                  -o smtp_connect_timeout=$yahoo_connect_timeout
                  -o smtp_connection_cache_on_demand=$yahoo_connection_cache_on_demand

                  main.cf:
                  # Good enough for light RTT to the moon
                  yahoo_connect_timeout=3s

                  # Don't annoy them with connection reuse.
                  yahoo_connection_cache_on_demand=no

                  At that point you may not even need rate delays, just set a modest
                  concurrency, and typical SMTP transaction latency of 0.2-0.5s (
                  with spam checks, RBL lookups, ...) will give you at most 2-5
                  messages per unit concurrency per second.
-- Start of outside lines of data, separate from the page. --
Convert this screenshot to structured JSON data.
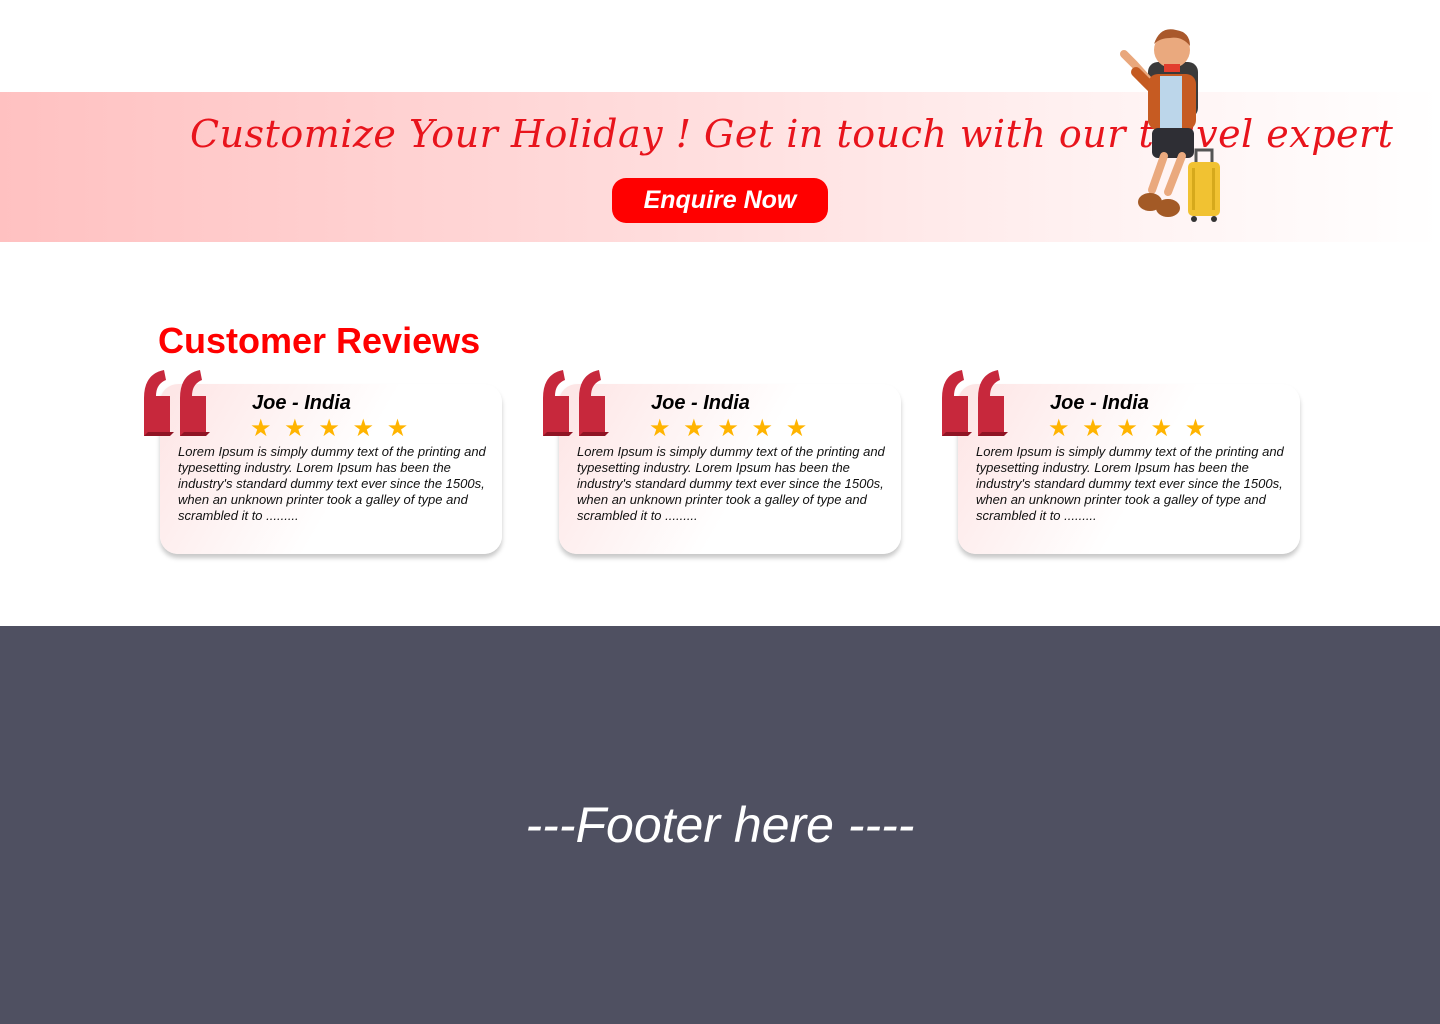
{
  "banner": {
    "title": "Customize Your Holiday ! Get in touch with our travel expert",
    "button_label": "Enquire Now",
    "accent_color": "#ff0000",
    "illustration": "traveler-with-suitcase"
  },
  "reviews": {
    "heading": "Customer Reviews",
    "items": [
      {
        "name": "Joe - India",
        "stars": "★ ★ ★ ★ ★",
        "rating": 5,
        "text": "Lorem Ipsum is simply dummy text of the printing and typesetting industry. Lorem Ipsum has been the industry's standard dummy text ever since the 1500s, when an unknown printer took a galley of type and scrambled it to ........."
      },
      {
        "name": "Joe - India",
        "stars": "★ ★ ★ ★ ★",
        "rating": 5,
        "text": "Lorem Ipsum is simply dummy text of the printing and typesetting industry. Lorem Ipsum has been the industry's standard dummy text ever since the 1500s, when an unknown printer took a galley of type and scrambled it to ........."
      },
      {
        "name": "Joe - India",
        "stars": "★ ★ ★ ★ ★",
        "rating": 5,
        "text": "Lorem Ipsum is simply dummy text of the printing and typesetting industry. Lorem Ipsum has been the industry's standard dummy text ever since the 1500s, when an unknown printer took a galley of type and scrambled it to ........."
      }
    ],
    "quote_icon": "quote-mark-icon",
    "star_color": "#ffb400"
  },
  "footer": {
    "text": "---Footer here ----",
    "background": "#4f5061"
  }
}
                  --
                  Viktor.
                • Steve Jenkins
                  On Fri, Jan 18, 2013 at 11:36 AM, Viktor Dukhovni
                  Message 8 of 11 , Jan 18, 2013
                  • 0 Attachment
                    On Fri, Jan 18, 2013 at 11:36 AM, Viktor Dukhovni <postfix-users@...> wrote:
                    Yes, they are willing to cripple SMTP and expect everyone to cope,
                    because they are too big to ignore. :-)
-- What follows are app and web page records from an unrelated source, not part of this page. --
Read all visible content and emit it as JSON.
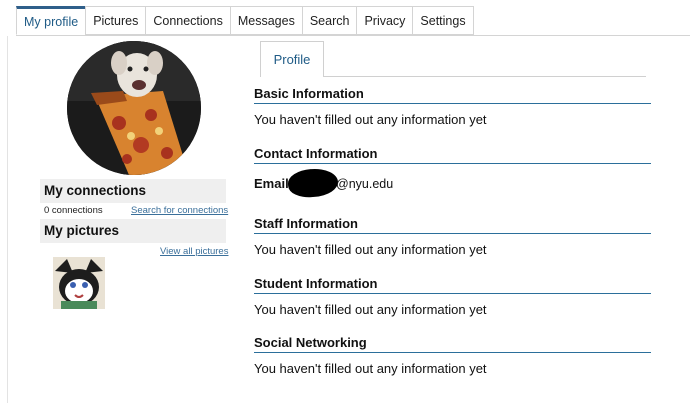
{
  "nav": {
    "tabs": [
      {
        "label": "My profile",
        "active": true
      },
      {
        "label": "Pictures"
      },
      {
        "label": "Connections"
      },
      {
        "label": "Messages"
      },
      {
        "label": "Search"
      },
      {
        "label": "Privacy"
      },
      {
        "label": "Settings"
      }
    ]
  },
  "sidebar": {
    "connections_title": "My connections",
    "connections_count": "0 connections",
    "search_connections_link": "Search for connections",
    "pictures_title": "My pictures",
    "view_all_pictures_link": "View all pictures"
  },
  "profile": {
    "tab_label": "Profile",
    "sections": {
      "basic": {
        "title": "Basic Information",
        "text": "You haven't filled out any information yet"
      },
      "contact": {
        "title": "Contact Information",
        "email_label": "Email",
        "email_domain": "@nyu.edu"
      },
      "staff": {
        "title": "Staff Information",
        "text": "You haven't filled out any information yet"
      },
      "student": {
        "title": "Student Information",
        "text": "You haven't filled out any information yet"
      },
      "social": {
        "title": "Social Networking",
        "text": "You haven't filled out any information yet"
      }
    }
  },
  "colors": {
    "accent": "#2f5f8a",
    "link": "#3a6f9a",
    "section_rule": "#2b6f9b"
  }
}
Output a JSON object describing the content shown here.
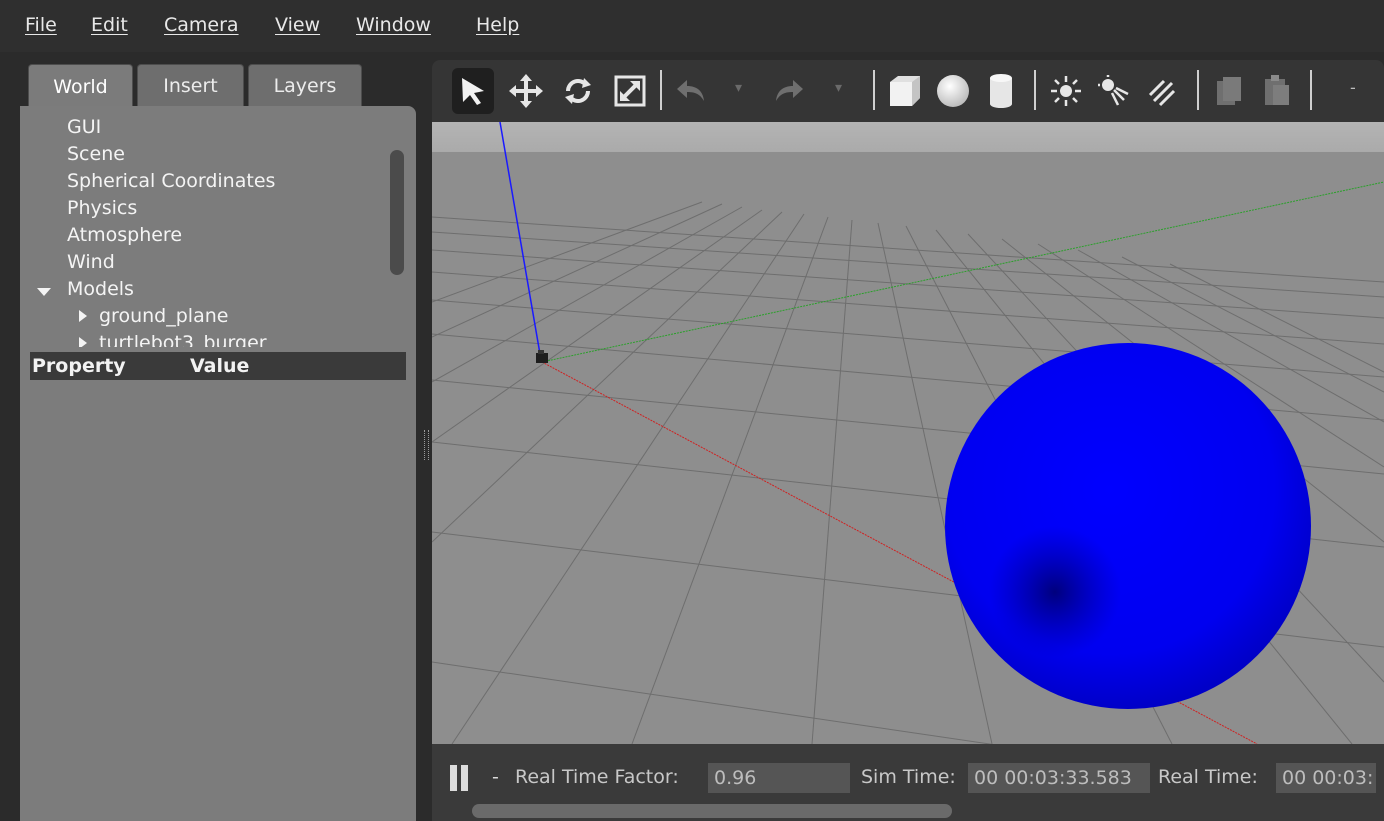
{
  "menu": {
    "file": "File",
    "edit": "Edit",
    "camera": "Camera",
    "view": "View",
    "window": "Window",
    "help": "Help"
  },
  "tabs": {
    "world": "World",
    "insert": "Insert",
    "layers": "Layers",
    "active": "World"
  },
  "tree": {
    "gui": "GUI",
    "scene": "Scene",
    "spherical": "Spherical Coordinates",
    "physics": "Physics",
    "atmosphere": "Atmosphere",
    "wind": "Wind",
    "models": "Models",
    "ground_plane": "ground_plane",
    "turtlebot": "turtlebot3_burger"
  },
  "properties": {
    "property_header": "Property",
    "value_header": "Value"
  },
  "toolbar": {
    "tools": [
      "select-arrow-icon",
      "translate-icon",
      "rotate-icon",
      "scale-icon",
      "undo-icon",
      "redo-icon",
      "box-icon",
      "sphere-icon",
      "cylinder-icon",
      "point-light-icon",
      "spot-light-icon",
      "directional-light-icon",
      "copy-icon",
      "paste-icon"
    ],
    "selected": "select-arrow-icon",
    "overflow": "-"
  },
  "scene": {
    "sphere_color": "#0000ff",
    "x_axis_color": "#d02020",
    "y_axis_color": "#2aa02a",
    "z_axis_color": "#1a1aff"
  },
  "status": {
    "dash": "-",
    "real_time_factor_label": "Real Time Factor:",
    "real_time_factor_value": "0.96",
    "sim_time_label": "Sim Time:",
    "sim_time_value": "00 00:03:33.583",
    "real_time_label": "Real Time:",
    "real_time_value": "00 00:03:"
  }
}
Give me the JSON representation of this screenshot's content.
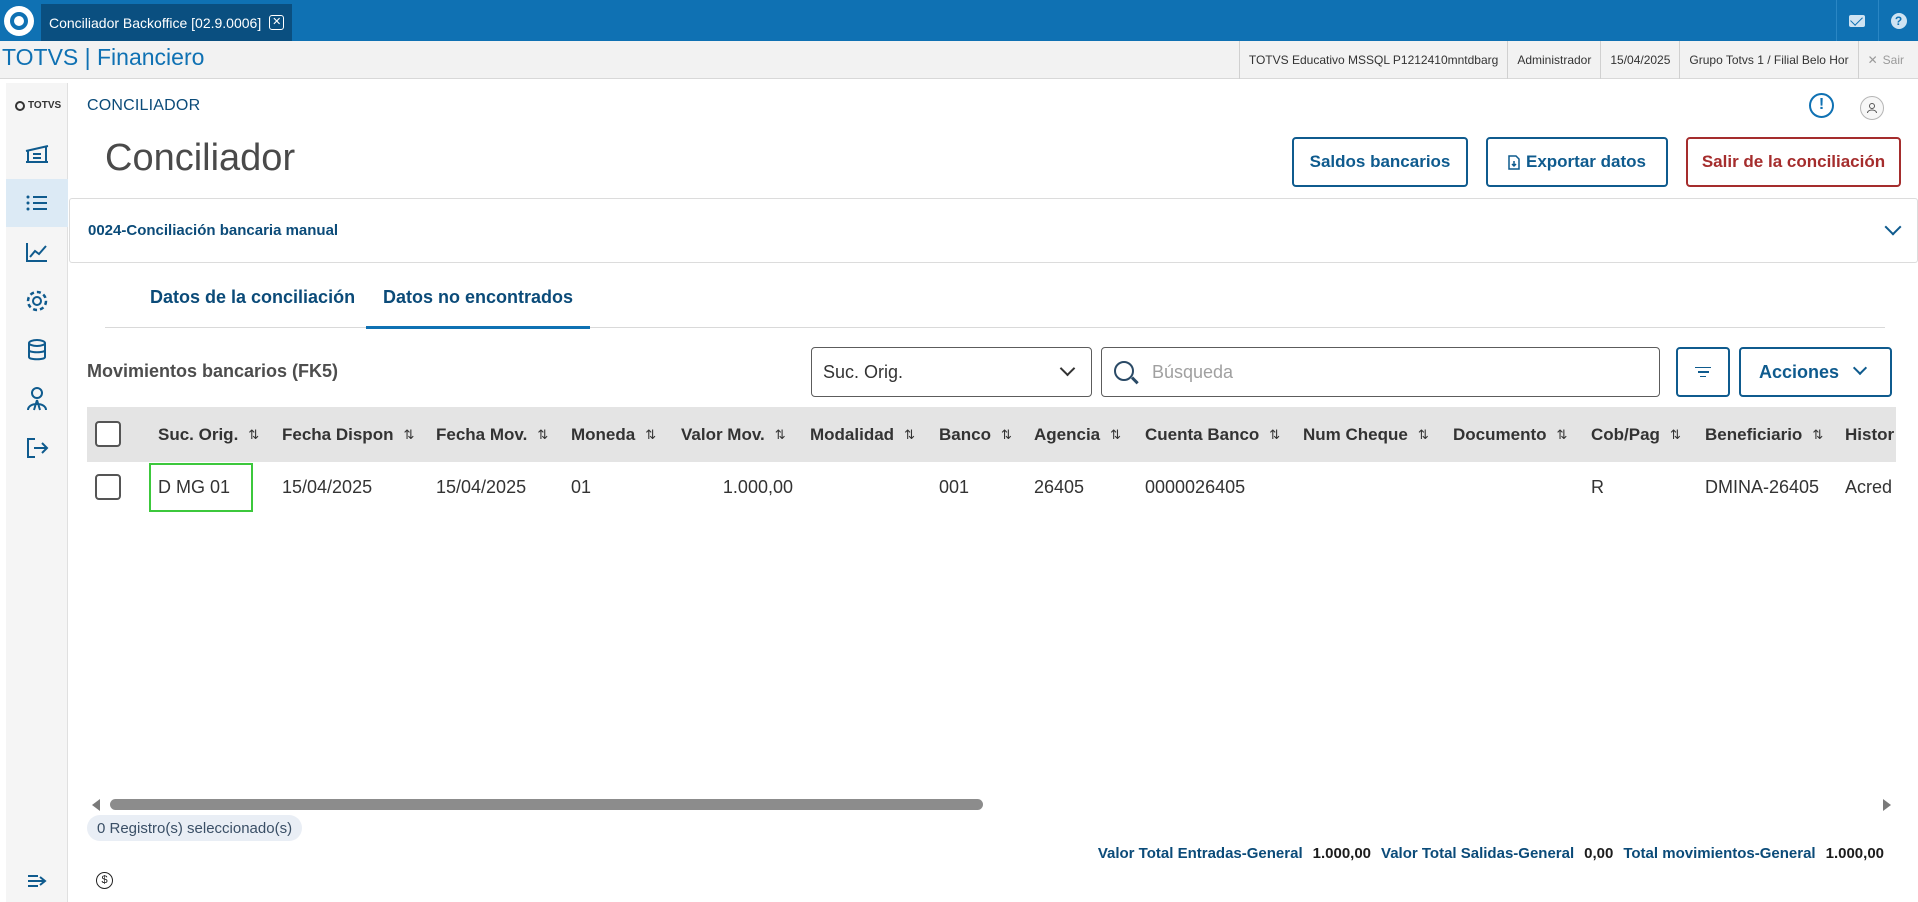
{
  "window": {
    "tab_title": "Conciliador Backoffice [02.9.0006]",
    "brand": "TOTVS | Financiero"
  },
  "session": {
    "environment": "TOTVS Educativo MSSQL P1212410mntdbarg",
    "user": "Administrador",
    "date": "15/04/2025",
    "branch": "Grupo Totvs 1 / Filial Belo Hor",
    "logout": "Sair"
  },
  "rail": {
    "logo": "TOTVS",
    "items": [
      "building-icon",
      "list-icon",
      "chart-icon",
      "gear-icon",
      "database-icon",
      "person-icon",
      "exit-icon"
    ],
    "collapse_icon": "collapse-menu-icon"
  },
  "header": {
    "breadcrumb": "CONCILIADOR",
    "title": "Conciliador",
    "buttons": {
      "saldos": "Saldos bancarios",
      "exportar": "Exportar datos",
      "salir": "Salir de la conciliación"
    }
  },
  "panel": {
    "title": "0024-Conciliación bancaria manual"
  },
  "tabs": [
    {
      "label": "Datos de la conciliación",
      "active": false
    },
    {
      "label": "Datos no encontrados",
      "active": true
    }
  ],
  "toolbar": {
    "section_label": "Movimientos bancarios (FK5)",
    "select_value": "Suc. Orig.",
    "search_placeholder": "Búsqueda",
    "actions_label": "Acciones"
  },
  "table": {
    "columns": [
      "Suc. Orig.",
      "Fecha Dispon",
      "Fecha Mov.",
      "Moneda",
      "Valor Mov.",
      "Modalidad",
      "Banco",
      "Agencia",
      "Cuenta Banco",
      "Num Cheque",
      "Documento",
      "Cob/Pag",
      "Beneficiario",
      "Histor"
    ],
    "rows": [
      [
        "D MG 01",
        "15/04/2025",
        "15/04/2025",
        "01",
        "1.000,00",
        "",
        "001",
        "26405",
        "0000026405",
        "",
        "",
        "R",
        "DMINA-26405",
        "Acred"
      ]
    ],
    "sort_glyph": "⇅"
  },
  "footer": {
    "selected": "0 Registro(s) seleccionado(s)",
    "totals": [
      {
        "label": "Valor Total Entradas-General",
        "value": "1.000,00"
      },
      {
        "label": "Valor Total Salidas-General",
        "value": "0,00"
      },
      {
        "label": "Total movimientos-General",
        "value": "1.000,00"
      }
    ]
  },
  "colors": {
    "primary": "#0f71b3",
    "dark_blue": "#0b4b79",
    "danger": "#a52d2d",
    "highlight": "#3cc83c"
  }
}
                    Sad, but true.
                     
                    At that point you may not even need rate delays, just set a modest
                    concurrency, and typical SMTP transaction latency of 0.2-0.5s (
                    with spam checks, RBL lookups, ...) will give you at most 2-5
                    messages per unit concurrency per second.

                    Would this be considered "modest?"

                    yahoo_initial_destination_concurrency = 1
                    yahoo_destination_concurrency_limit = 4
                    yahoo_destination_recipient_limit = 2
                    #yahoo_destination_rate_delay = 2s
                    yahoo_connect_timeout=3s
                    yahoo_connection_cache_on_demand=no

                    Thx,

                    SteveJ
                     
                  • Viktor Dukhovni
                    ... You ll have to figure that out for yourself mostly, my gut reaction is that the recipient limit is too low, if you ever did have a multi-recipient message,
                    Message 9 of 11 , Jan 18, 2013
                    • 0 Attachment
                      On Fri, Jan 18, 2013 at 07:46:45PM -0800, Steve Jenkins wrote:

                      > > At that point you may not even need rate delays, just set a modest
                      > > concurrency, and typical SMTP transaction latency of 0.2-0.5s (
                      > > with spam checks, RBL lookups, ...) will give you at most 2-5
                      > > messages per unit concurrency per second.
                      > >
                      >
                      > Would this be considered "modest?"
                      >
                      > yahoo_initial_destination_concurrency = 1
                      > yahoo_destination_concurrency_limit = 4
                      > yahoo_destination_recipient_limit = 2
                      > #yahoo_destination_rate_delay = 2s
                      > yahoo_connect_timeout=3s
                      > yahoo_connection_cache_on_demand=no

                      You'll have to figure that out for yourself mostly, my gut reaction
                      is that the recipient limit is too low, if you ever did have a
                      multi-recipient message, you'd split it into too many pieces.
                      Rather, set something in the 10-20 range (the RFC requires
                      servers to support at least 100, and Postfix by default sends
                      up to 50 and takes in up to 1000).

                      After burning in your IP at low volume, with mail typically not
                      delayed by Yahoo at all, I would try to grow the (destination aka
                      connection) concurrency limit to something in the 5-10 range.

                      The main thing that will matter is "burning in" a new IP address,
                      once they've learned you're not evil, I would hope their rate limits
                      won't get in your way at all.

                      --
                      Viktor.
                    Your message has been successfully submitted and would be delivered to recipients shortly.